sensitive measure of income inequality is strongly associated with higher
state mortality rates, implying that the deeper the poverty in a state,
the higher the state mortality rate. In contrast, the affluence-sensitive
measure shows that dispersion in the upper half of the income distribution
has almost no association with state mortality rates.
In general, these results support the economic hypothesis of the link
between income inequality and mortality. The fact that mortality correlations
are stronger for measures that stress the depth of poverty rather than
the height of affluence suggests that actual deprivation, not relative
economic position, determines the relationship. However, these results
do not imply that the effects of prolonged inequality are confined to
those in the lower part of the income distribution. In fact, these findings
support theories that emphasize spillover effects of increased poverty--for
example, if the health care system becomes overburdened or if the general
health of the population is affected by increased anti-social behavior
that might accompany the deepening poverty.
Rapid growth in income inequality in the United States over the past
two decades has prompted many to question the wisdom of allowing an unequal
income distribution to persist in an industrialized nation. A growing
literature on the links between income inequality and mortality has enhanced
such concerns.
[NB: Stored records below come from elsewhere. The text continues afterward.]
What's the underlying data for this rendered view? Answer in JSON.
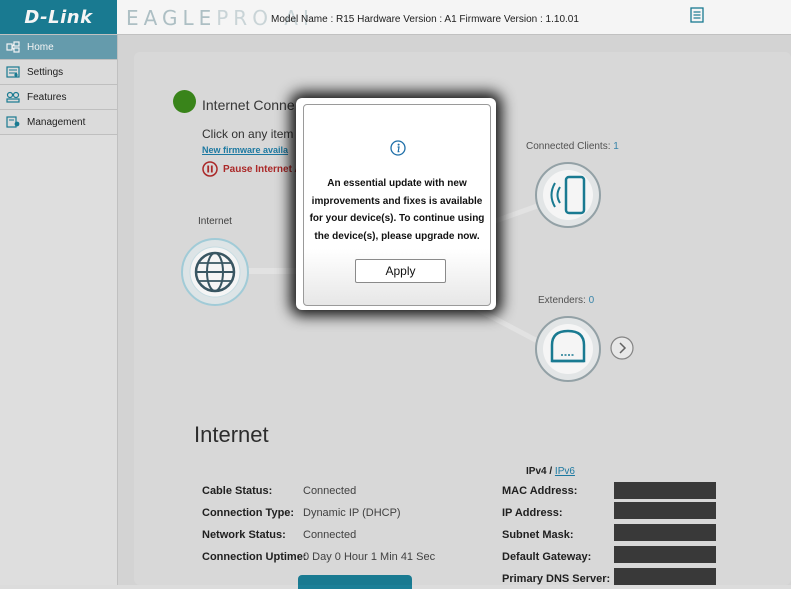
{
  "header": {
    "logo": "D-Link",
    "brand_strong": "EAGLE",
    "brand_light": "PRO AI",
    "model_info": "Model Name : R15 Hardware Version : A1 Firmware Version : 1.10.01"
  },
  "sidebar": {
    "items": [
      {
        "label": "Home",
        "icon": "home-icon",
        "active": true
      },
      {
        "label": "Settings",
        "icon": "settings-icon",
        "active": false
      },
      {
        "label": "Features",
        "icon": "features-icon",
        "active": false
      },
      {
        "label": "Management",
        "icon": "management-icon",
        "active": false
      }
    ]
  },
  "status": {
    "title": "Internet Conne",
    "click_text": "Click on any item i",
    "firmware_link": "New firmware availa",
    "pause_label": "Pause Internet A",
    "internet_label": "Internet",
    "clients_label": "Connected Clients:",
    "clients_count": "1",
    "extenders_label": "Extenders:",
    "extenders_count": "0"
  },
  "internet_section": {
    "title": "Internet",
    "ipv4": "IPv4",
    "separator": "/",
    "ipv6": "IPv6",
    "left_rows": [
      {
        "label": "Cable Status:",
        "value": "Connected"
      },
      {
        "label": "Connection Type:",
        "value": "Dynamic IP (DHCP)"
      },
      {
        "label": "Network Status:",
        "value": "Connected"
      },
      {
        "label": "Connection Uptime:",
        "value": "0 Day 0 Hour 1 Min 41 Sec"
      }
    ],
    "right_rows": [
      {
        "label": "MAC Address:"
      },
      {
        "label": "IP Address:"
      },
      {
        "label": "Subnet Mask:"
      },
      {
        "label": "Default Gateway:"
      },
      {
        "label": "Primary DNS Server:"
      }
    ]
  },
  "modal": {
    "icon": "info-icon",
    "message": "An essential update with new improvements and fixes is available for your device(s). To continue using the device(s), please upgrade now.",
    "apply_label": "Apply"
  },
  "colors": {
    "brand": "#1b7f97",
    "sidebar_active": "#6aa2b3",
    "status_ok": "#3c8a1c",
    "pause_red": "#b22a2a",
    "link": "#1e7ea8",
    "node_ring": "#8ec6d6"
  }
}
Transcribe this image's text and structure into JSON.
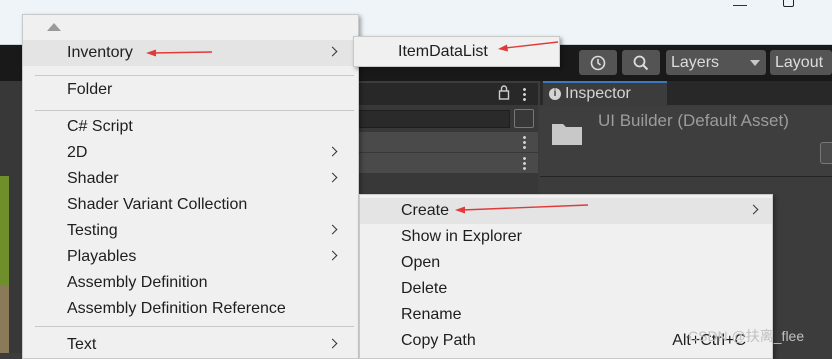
{
  "main_menu": {
    "items": [
      {
        "label": "Inventory",
        "submenu": true,
        "highlighted": true
      },
      {
        "label": "Folder",
        "submenu": false
      },
      {
        "label": "C# Script",
        "submenu": false
      },
      {
        "label": "2D",
        "submenu": true
      },
      {
        "label": "Shader",
        "submenu": true
      },
      {
        "label": "Shader Variant Collection",
        "submenu": false
      },
      {
        "label": "Testing",
        "submenu": true
      },
      {
        "label": "Playables",
        "submenu": true
      },
      {
        "label": "Assembly Definition",
        "submenu": false
      },
      {
        "label": "Assembly Definition Reference",
        "submenu": false
      },
      {
        "label": "Text",
        "submenu": true
      }
    ]
  },
  "inventory_submenu": {
    "items": [
      {
        "label": "ItemDataList"
      }
    ]
  },
  "context_menu": {
    "items": [
      {
        "label": "Create",
        "submenu": true,
        "highlighted": true
      },
      {
        "label": "Show in Explorer"
      },
      {
        "label": "Open"
      },
      {
        "label": "Delete"
      },
      {
        "label": "Rename"
      },
      {
        "label": "Copy Path",
        "shortcut": "Alt+Ctrl+C"
      }
    ]
  },
  "toolbar": {
    "history_icon": "history-icon",
    "search_icon": "search-icon",
    "layers_label": "Layers",
    "layout_label": "Layout"
  },
  "inspector": {
    "tab_label": "Inspector",
    "asset_title": "UI Builder (Default Asset)"
  },
  "watermark": "CSDN @扶离_flee",
  "colors": {
    "menu_bg": "#f0f0f0",
    "highlight": "#e4e4e4",
    "annotation_arrow": "#e03a3a",
    "accent_tab": "#3a79bb"
  }
}
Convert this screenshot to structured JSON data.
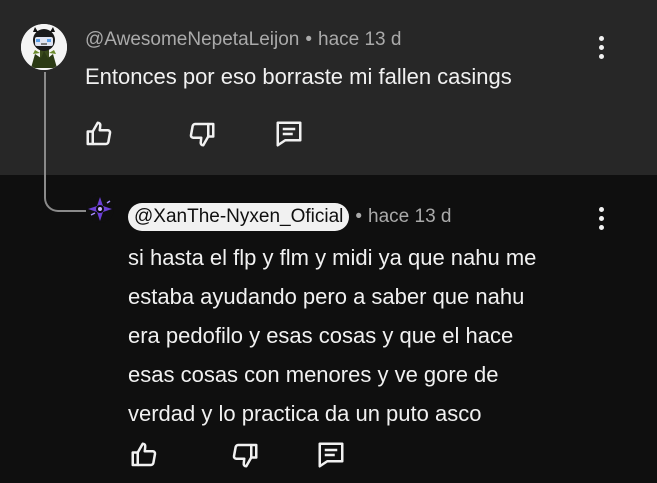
{
  "comments": [
    {
      "author": "@AwesomeNepetaLeijon",
      "separator": "•",
      "time": "hace 13 d",
      "text": "Entonces por eso borraste mi fallen casings",
      "avatar": "cartoon-character-avatar"
    },
    {
      "author": "@XanThe-Nyxen_Oficial",
      "separator": "•",
      "time": "hace 13 d",
      "text_lines": [
        "si hasta el flp y flm y midi ya que nahu me",
        "estaba ayudando pero a saber que nahu",
        "era pedofilo y esas cosas y que el hace",
        "esas cosas con menores y ve gore de",
        "verdad y lo practica da un puto asco"
      ],
      "avatar": "purple-star-avatar"
    }
  ],
  "icons": {
    "like": "thumb-up-icon",
    "dislike": "thumb-down-icon",
    "reply": "comment-icon",
    "menu": "more-vert-icon"
  },
  "colors": {
    "top_background": "#272727",
    "background": "#0f0f0f",
    "text": "#f1f1f1",
    "meta": "#aaaaaa",
    "pill": "#f1f1f1"
  }
}
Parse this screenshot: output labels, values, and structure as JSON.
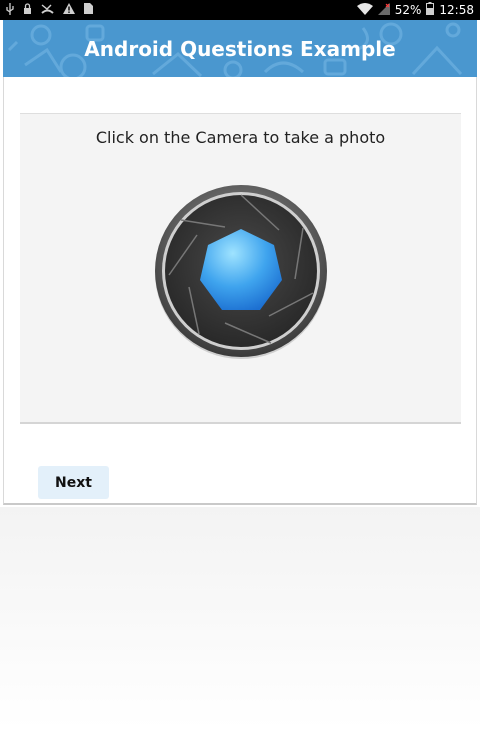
{
  "status_bar": {
    "icons_left": [
      "usb-icon",
      "lock-icon",
      "missed-call-icon",
      "warning-icon",
      "sd-card-icon"
    ],
    "icons_right": [
      "wifi-icon",
      "signal-icon",
      "battery-icon"
    ],
    "battery_percent": "52%",
    "time": "12:58"
  },
  "header": {
    "title": "Android Questions Example",
    "background_color": "#4a97cf"
  },
  "question": {
    "prompt": "Click on the Camera to take a photo",
    "camera_icon": "camera-shutter-icon"
  },
  "actions": {
    "next_label": "Next"
  }
}
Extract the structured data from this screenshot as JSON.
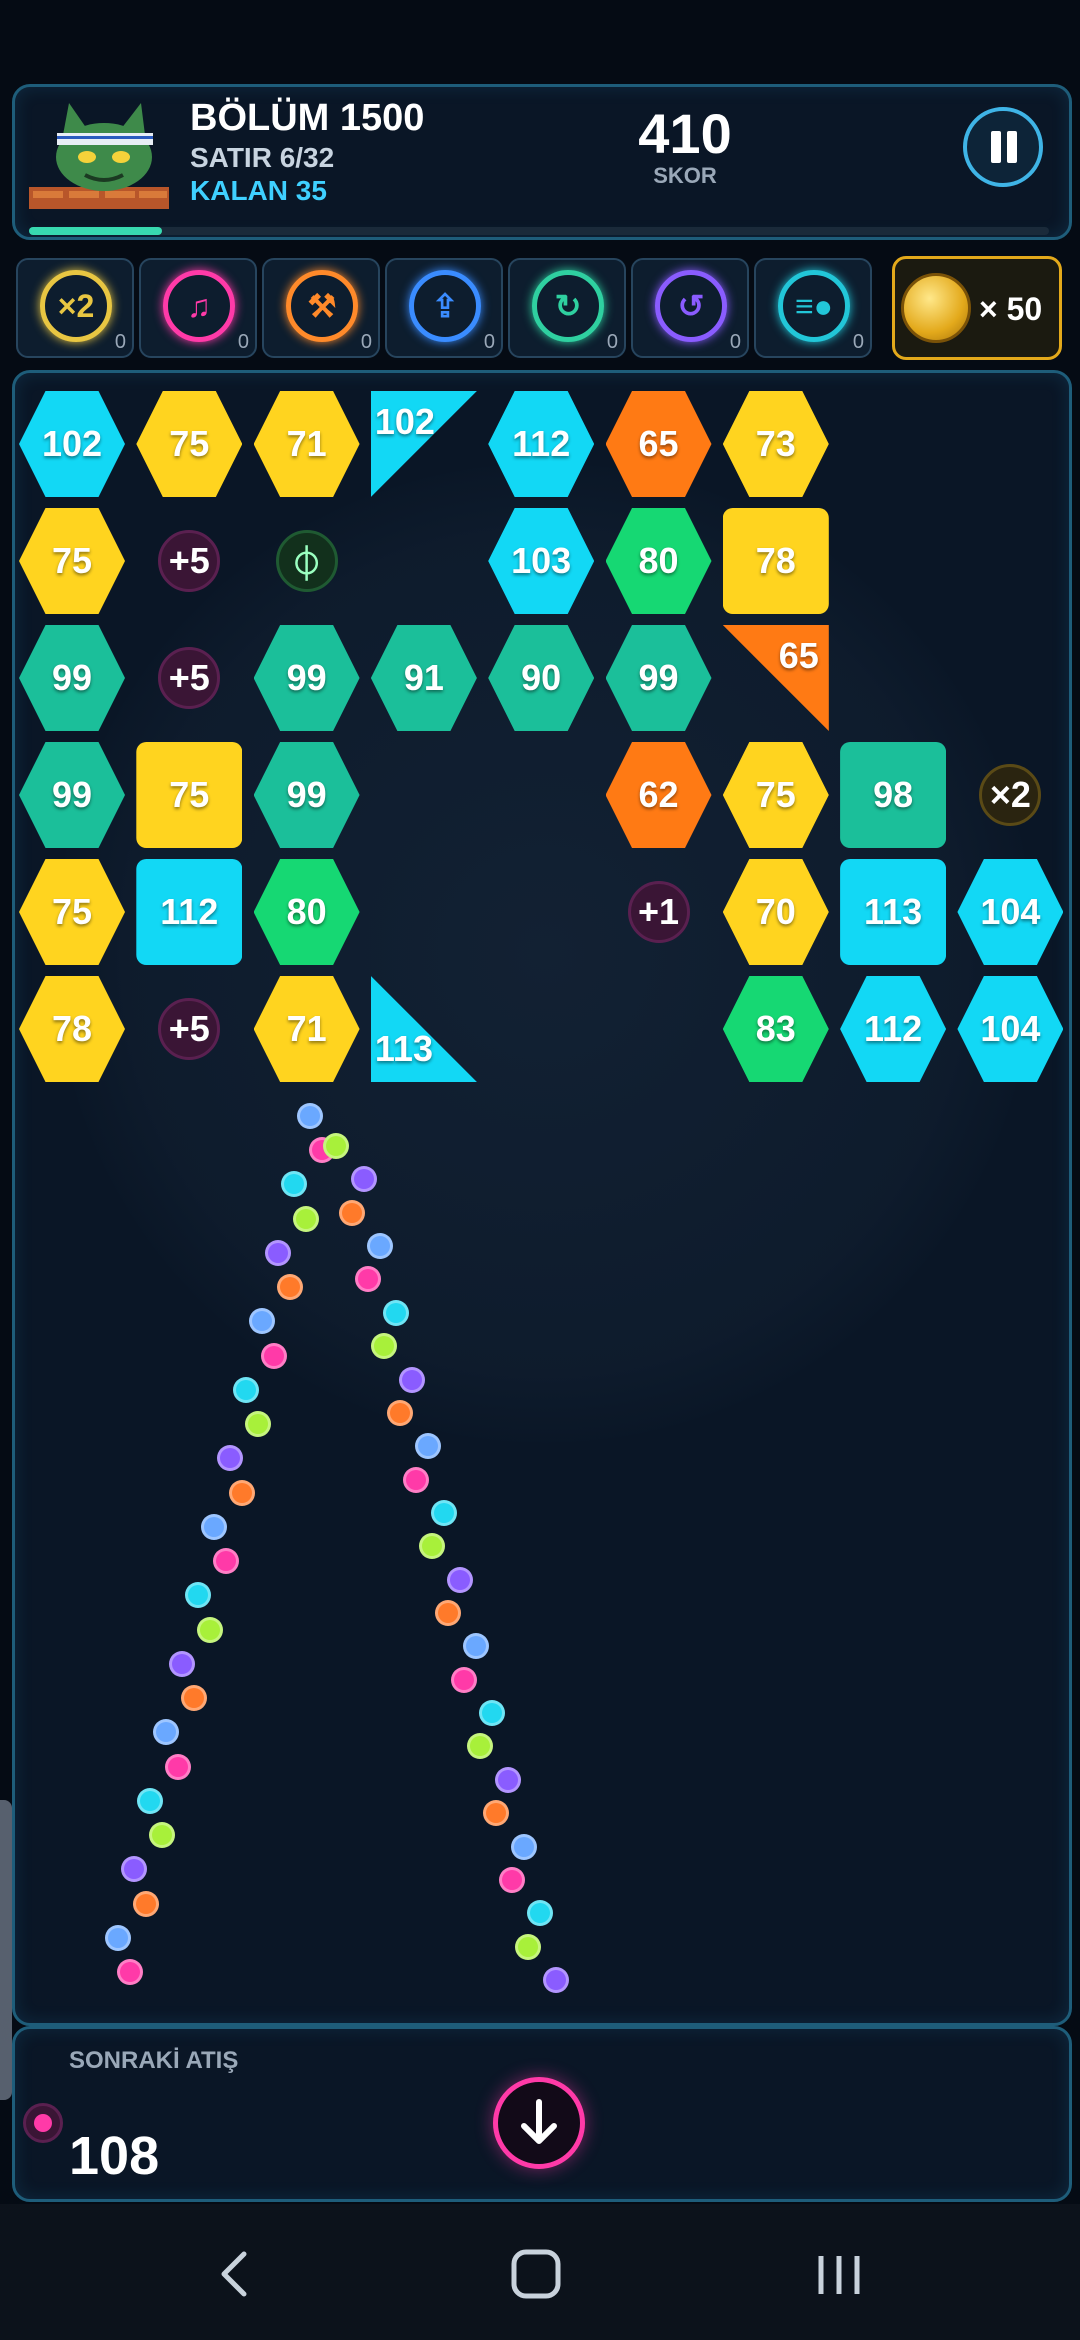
{
  "header": {
    "level": "BÖLÜM 1500",
    "row": "SATIR 6/32",
    "remaining": "KALAN 35",
    "score": "410",
    "score_label": "SKOR",
    "progress": 0.13
  },
  "powerups": [
    {
      "name": "double-ball",
      "glyph": "×2",
      "color": "#e8c642",
      "count": "0"
    },
    {
      "name": "music-note",
      "glyph": "♫",
      "color": "#ff3aa8",
      "count": "0"
    },
    {
      "name": "hammer",
      "glyph": "⚒",
      "color": "#ff8a2a",
      "count": "0"
    },
    {
      "name": "upload",
      "glyph": "⇪",
      "color": "#3a8cff",
      "count": "0"
    },
    {
      "name": "rotate",
      "glyph": "↻",
      "color": "#2fd0a0",
      "count": "0"
    },
    {
      "name": "undo",
      "glyph": "↺",
      "color": "#8a5cff",
      "count": "0"
    },
    {
      "name": "speed",
      "glyph": "≡●",
      "color": "#22c6d8",
      "count": "0"
    }
  ],
  "coins": {
    "count": "× 50"
  },
  "colors": {
    "cyan": "#12d8f5",
    "yellow": "#ffd41f",
    "orange": "#ff7a14",
    "teal": "#1bbf9a",
    "green": "#16d873"
  },
  "bricks": [
    {
      "row": 0,
      "col": 0,
      "value": "102",
      "color": "cyan",
      "shape": "hex"
    },
    {
      "row": 0,
      "col": 1,
      "value": "75",
      "color": "yellow",
      "shape": "hex"
    },
    {
      "row": 0,
      "col": 2,
      "value": "71",
      "color": "yellow",
      "shape": "hex"
    },
    {
      "row": 0,
      "col": 3,
      "value": "102",
      "color": "cyan",
      "shape": "tri-tl"
    },
    {
      "row": 0,
      "col": 4,
      "value": "112",
      "color": "cyan",
      "shape": "hex"
    },
    {
      "row": 0,
      "col": 5,
      "value": "65",
      "color": "orange",
      "shape": "hex"
    },
    {
      "row": 0,
      "col": 6,
      "value": "73",
      "color": "yellow",
      "shape": "hex"
    },
    {
      "row": 1,
      "col": 0,
      "value": "75",
      "color": "yellow",
      "shape": "hex"
    },
    {
      "row": 1,
      "col": 4,
      "value": "103",
      "color": "cyan",
      "shape": "hex"
    },
    {
      "row": 1,
      "col": 5,
      "value": "80",
      "color": "green",
      "shape": "hex"
    },
    {
      "row": 1,
      "col": 6,
      "value": "78",
      "color": "yellow",
      "shape": "square"
    },
    {
      "row": 2,
      "col": 0,
      "value": "99",
      "color": "teal",
      "shape": "hex"
    },
    {
      "row": 2,
      "col": 2,
      "value": "99",
      "color": "teal",
      "shape": "hex"
    },
    {
      "row": 2,
      "col": 3,
      "value": "91",
      "color": "teal",
      "shape": "hex"
    },
    {
      "row": 2,
      "col": 4,
      "value": "90",
      "color": "teal",
      "shape": "hex"
    },
    {
      "row": 2,
      "col": 5,
      "value": "99",
      "color": "teal",
      "shape": "hex"
    },
    {
      "row": 2,
      "col": 6,
      "value": "65",
      "color": "orange",
      "shape": "tri-tr"
    },
    {
      "row": 3,
      "col": 0,
      "value": "99",
      "color": "teal",
      "shape": "hex"
    },
    {
      "row": 3,
      "col": 1,
      "value": "75",
      "color": "yellow",
      "shape": "square"
    },
    {
      "row": 3,
      "col": 2,
      "value": "99",
      "color": "teal",
      "shape": "hex"
    },
    {
      "row": 3,
      "col": 5,
      "value": "62",
      "color": "orange",
      "shape": "hex"
    },
    {
      "row": 3,
      "col": 6,
      "value": "75",
      "color": "yellow",
      "shape": "hex"
    },
    {
      "row": 3,
      "col": 7,
      "value": "98",
      "color": "teal",
      "shape": "square"
    },
    {
      "row": 4,
      "col": 0,
      "value": "75",
      "color": "yellow",
      "shape": "hex"
    },
    {
      "row": 4,
      "col": 1,
      "value": "112",
      "color": "cyan",
      "shape": "square"
    },
    {
      "row": 4,
      "col": 2,
      "value": "80",
      "color": "green",
      "shape": "hex"
    },
    {
      "row": 4,
      "col": 6,
      "value": "70",
      "color": "yellow",
      "shape": "hex"
    },
    {
      "row": 4,
      "col": 7,
      "value": "113",
      "color": "cyan",
      "shape": "square"
    },
    {
      "row": 4,
      "col": 8,
      "value": "104",
      "color": "cyan",
      "shape": "hex"
    },
    {
      "row": 5,
      "col": 0,
      "value": "78",
      "color": "yellow",
      "shape": "hex"
    },
    {
      "row": 5,
      "col": 2,
      "value": "71",
      "color": "yellow",
      "shape": "hex"
    },
    {
      "row": 5,
      "col": 3,
      "value": "113",
      "color": "cyan",
      "shape": "tri-bl"
    },
    {
      "row": 5,
      "col": 6,
      "value": "83",
      "color": "green",
      "shape": "hex"
    },
    {
      "row": 5,
      "col": 7,
      "value": "112",
      "color": "cyan",
      "shape": "hex"
    },
    {
      "row": 5,
      "col": 8,
      "value": "104",
      "color": "cyan",
      "shape": "hex"
    }
  ],
  "pickups": [
    {
      "row": 1,
      "col": 1,
      "label": "+5"
    },
    {
      "row": 1,
      "col": 2,
      "label": "⏀",
      "kind": "laser"
    },
    {
      "row": 2,
      "col": 1,
      "label": "+5"
    },
    {
      "row": 3,
      "col": 8,
      "label": "×2",
      "kind": "double"
    },
    {
      "row": 4,
      "col": 5,
      "label": "+1"
    },
    {
      "row": 5,
      "col": 1,
      "label": "+5"
    }
  ],
  "footer": {
    "next_label": "SONRAKİ ATIŞ",
    "ball_count": "108"
  }
}
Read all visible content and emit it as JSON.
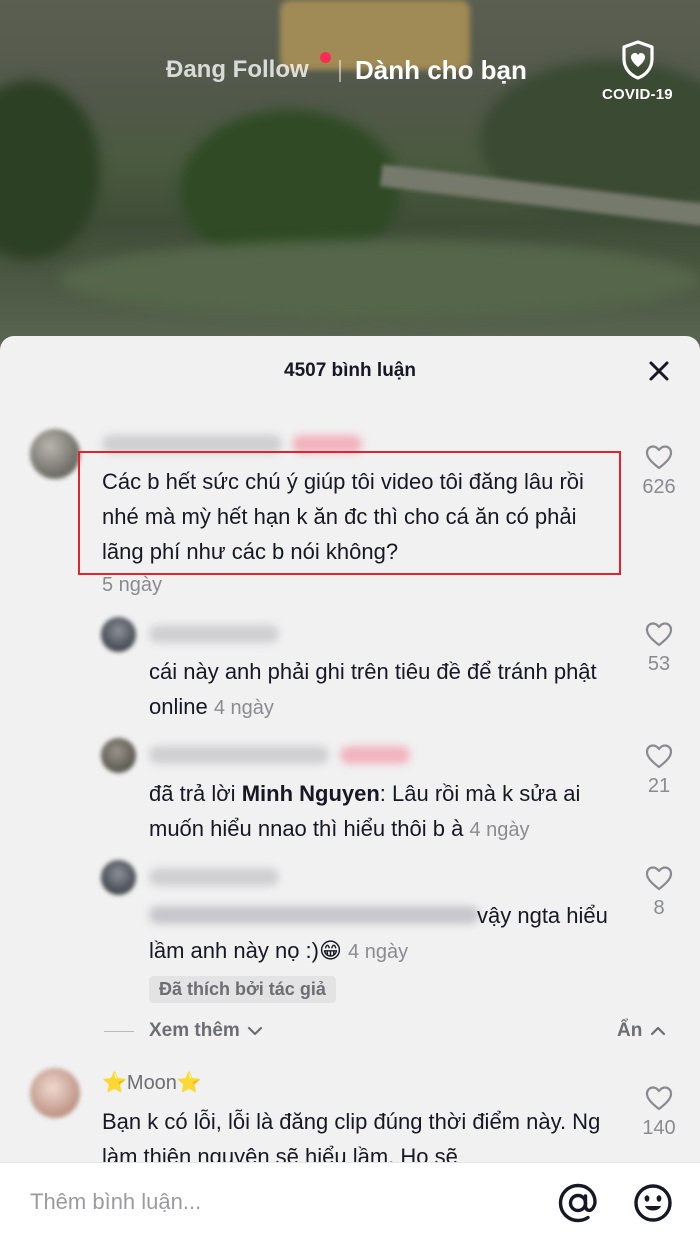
{
  "header": {
    "tab_following": "Đang Follow",
    "tab_for_you": "Dành cho bạn",
    "covid_label": "COVID-19",
    "covid_icon": "shield-heart-icon"
  },
  "sheet": {
    "title": "4507 bình luận",
    "close_icon": "close-icon"
  },
  "comments": [
    {
      "text": "Các b hết sức chú ý giúp tôi video tôi đăng lâu rồi nhé mà mỳ hết hạn k ăn đc thì cho cá ăn có phải lãng phí như các b nói không?",
      "time": "5 ngày",
      "likes": "626"
    },
    {
      "text": "cái này anh phải ghi trên tiêu đề để tránh phật online",
      "time": "4 ngày",
      "likes": "53"
    },
    {
      "prefix": "đã trả lời ",
      "mention": "Minh Nguyen",
      "text": ": Lâu rồi mà k sửa ai muốn hiểu nnao thì hiểu thôi b à",
      "time": "4 ngày",
      "likes": "21"
    },
    {
      "text": "vậy ngta hiểu lầm anh này nọ :)😁",
      "time": "4 ngày",
      "likes": "8",
      "liked_by_author": "Đã thích bởi tác giả"
    },
    {
      "author": "⭐Moon⭐",
      "text": "Bạn k có lỗi, lỗi là đăng clip đúng thời điểm này. Ng làm thiện nguyện sẽ hiểu lầm. Họ sẽ",
      "likes": "140"
    }
  ],
  "thread": {
    "see_more": "Xem thêm",
    "hide": "Ẩn"
  },
  "input": {
    "placeholder": "Thêm bình luận...",
    "mention_icon": "at-icon",
    "emoji_icon": "emoji-icon"
  },
  "colors": {
    "accent": "#fe2c55",
    "highlight": "#e0242d"
  }
}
Although more research is required to understand fully
how income inequality affects mortality, the results presented here suggest
that policies targeted at increasing the incomes of the poor are likely
to have a larger effect on mortality risk than policies designed to reduce
inequality more generally.
Mary C. Daly
Professor of Education and Social Policy
Daly, M.C., G. Duncan, G.A. Kaplan, and J.W. Lynch. 1998. "Macro-to-Micro
Linkages in the Relationship between Income Inequality and Mortality."
Milbank Quarterly 76, pp. 315-339.
Kaplan, G.A., E.R. Pamuk, J.W. Lynch, R.D. Cohen, and J.L. Balfour. 1996.
"Inequality in Income and Mortality in the United States: Analysis of
Mortality and Potential Pathways." British Medical Journal 312,
Kennedy, B., I. Kawachi, and D. Prothrow-Stith. 1996. "Income Distribution
and Mortality: Cross Sectional Ecological Study of the Robin Hood Index
in the United States." British Medical Journal 312, pp. 1,004-1,007.
Lynch, J.W., G.A. Kaplan, E.R. Pamuk, R.D. Cohen, K.E. Heck, J.L. Balfour,
I.H. Yen. 1998. "Income Inequality and Mortality in Metropolitan Areas
of the United States." American Journal of Public Health 88 (7)
July, pp. 1,074-1,080.
Wilkinson, R.G. 1996. Unhealthy Societies:The Afflictions of Inequality.
Opinions expressed in this newsletter do not necessarily reflect
the views of the management of the Federal Reserve Bank of San Francisco
or of the Board of Governors of the Federal Reserve System. Editorial
comments may be addressed to the editor or to the author. Mail comments
Federal Reserve Bank of San Francisco
P.O. Box 7702
San Francisco, CA 94120